Indiana Governor Portrait Artist: Frances Norris Streit (b. 1919)
Frances Norris Streit
Artist, Indiana Governors' Portrait Collection
George N. Craig (1909-1992), painted 1954
Governor of Indiana
January 12, 1953-January 14, 1957
Artist: Frances Norris Streit, American, b. 1919
oil on canvas, 44 x 36 1/4 (111.7 x 92.0)
Signed and dated l.r.: Frances Norris Streit 1954
BY VIRTUE of her artistic ability and with the aid of a persistent agent, her mother, Frances Norris Streit was chosen over fifty applicants to paint the official portrait of Governor Craig.
Streit received artistic training at John Herron Art Institute and at the State University of Iowa. During her course of study at Herron, she received several awards, including a bronze medal given by the Beaux Arts Institute of Architectural Design, for mural design. In 1943, Streit moved to New York, where she continued to paint portraits and teach art until 1973, when she retired to concentrate on mural design. She currently lives in Merrick, New York.
Before the work began, Streit had photographs of Governor Craig taken from several angles, and Mrs. Craig selected a pose that best reflected her husband's personality. Although photography is generally intended only as a convenience to reduce the number of sittings, in this case the artist was able to work from a photograph so that a one-hour sitting was all that was required of Craig to bring the portrait to completion. Before the work on the official portrait was begun, Streit painted a portrait of Mrs. Craig which the governor's wife commissioned as an anniversary gift to her husband.
The composition of the Craig portrait is interesting and casual, although credit for its organization belongs primarily to the photographer rather than to the artist. Perched on the edge of his desk, Craig confronts the viewer with a relaxed expression. A repetition of rectangular shapes emphasizes the governor's robust, stocky appearance. Transverse diagonal movements lead the eye from the center of the composition to the flags flanking the figure: the Indiana and American Legion flags are additions to the composition which highlight Craig's political achievements.
Generally speaking, a portrait painted from a photograph rather than from life achieves verisimilitude but lacks a good deal of character. Highly idealized, (1) the Craig portrait is flattering but at the expense of both likeness and vitality. The two-dimensional linear scheme contributes a decorative quality to the painting, but the literal use of color lessens its appeal. The set expression and textureless quality of the work are among the many pitfalls of painting a portrait from a photograph rather than from life.
(1) Both the Indianapolis Times and the Indianapolis News covered the unveiling of the portrait in Craig's office on January 7, 1955. Craig commented that the portrait flattered him. A comparison of a contemporary portrait, that done for the Time magazine cover, confirms this opinion.
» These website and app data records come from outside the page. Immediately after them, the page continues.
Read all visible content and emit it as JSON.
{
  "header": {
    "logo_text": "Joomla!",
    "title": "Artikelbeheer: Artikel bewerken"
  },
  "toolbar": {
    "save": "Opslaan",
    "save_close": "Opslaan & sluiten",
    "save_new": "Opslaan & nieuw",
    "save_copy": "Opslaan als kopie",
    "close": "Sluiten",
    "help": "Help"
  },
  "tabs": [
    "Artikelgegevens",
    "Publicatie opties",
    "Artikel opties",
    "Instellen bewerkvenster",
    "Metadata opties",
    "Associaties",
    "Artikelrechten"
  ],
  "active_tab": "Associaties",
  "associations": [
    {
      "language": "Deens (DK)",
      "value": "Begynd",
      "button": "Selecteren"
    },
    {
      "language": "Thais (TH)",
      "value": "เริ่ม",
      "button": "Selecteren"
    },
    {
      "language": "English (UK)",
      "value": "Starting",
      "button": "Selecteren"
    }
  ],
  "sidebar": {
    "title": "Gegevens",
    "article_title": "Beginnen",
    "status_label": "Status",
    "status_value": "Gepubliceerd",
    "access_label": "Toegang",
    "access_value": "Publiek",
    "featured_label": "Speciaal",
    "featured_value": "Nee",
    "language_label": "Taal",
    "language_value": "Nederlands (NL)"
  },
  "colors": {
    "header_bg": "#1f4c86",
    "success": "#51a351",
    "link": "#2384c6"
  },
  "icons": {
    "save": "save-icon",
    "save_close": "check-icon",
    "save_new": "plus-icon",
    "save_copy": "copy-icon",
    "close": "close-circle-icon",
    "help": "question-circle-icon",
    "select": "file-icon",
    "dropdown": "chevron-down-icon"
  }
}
Source: Peat, Wilbur D. Portraits and Painters of the Governors of Indiana 1800-1978. Revised, edited and with new entries by Diane Gail Lazarus, Indianapolis Museum of Art. Biographies of the governors by Lana Ruegamer, Indiana Historical Society. Indianapolis: Indiana Historical Society and Indianapolis Museum of Art, 1978.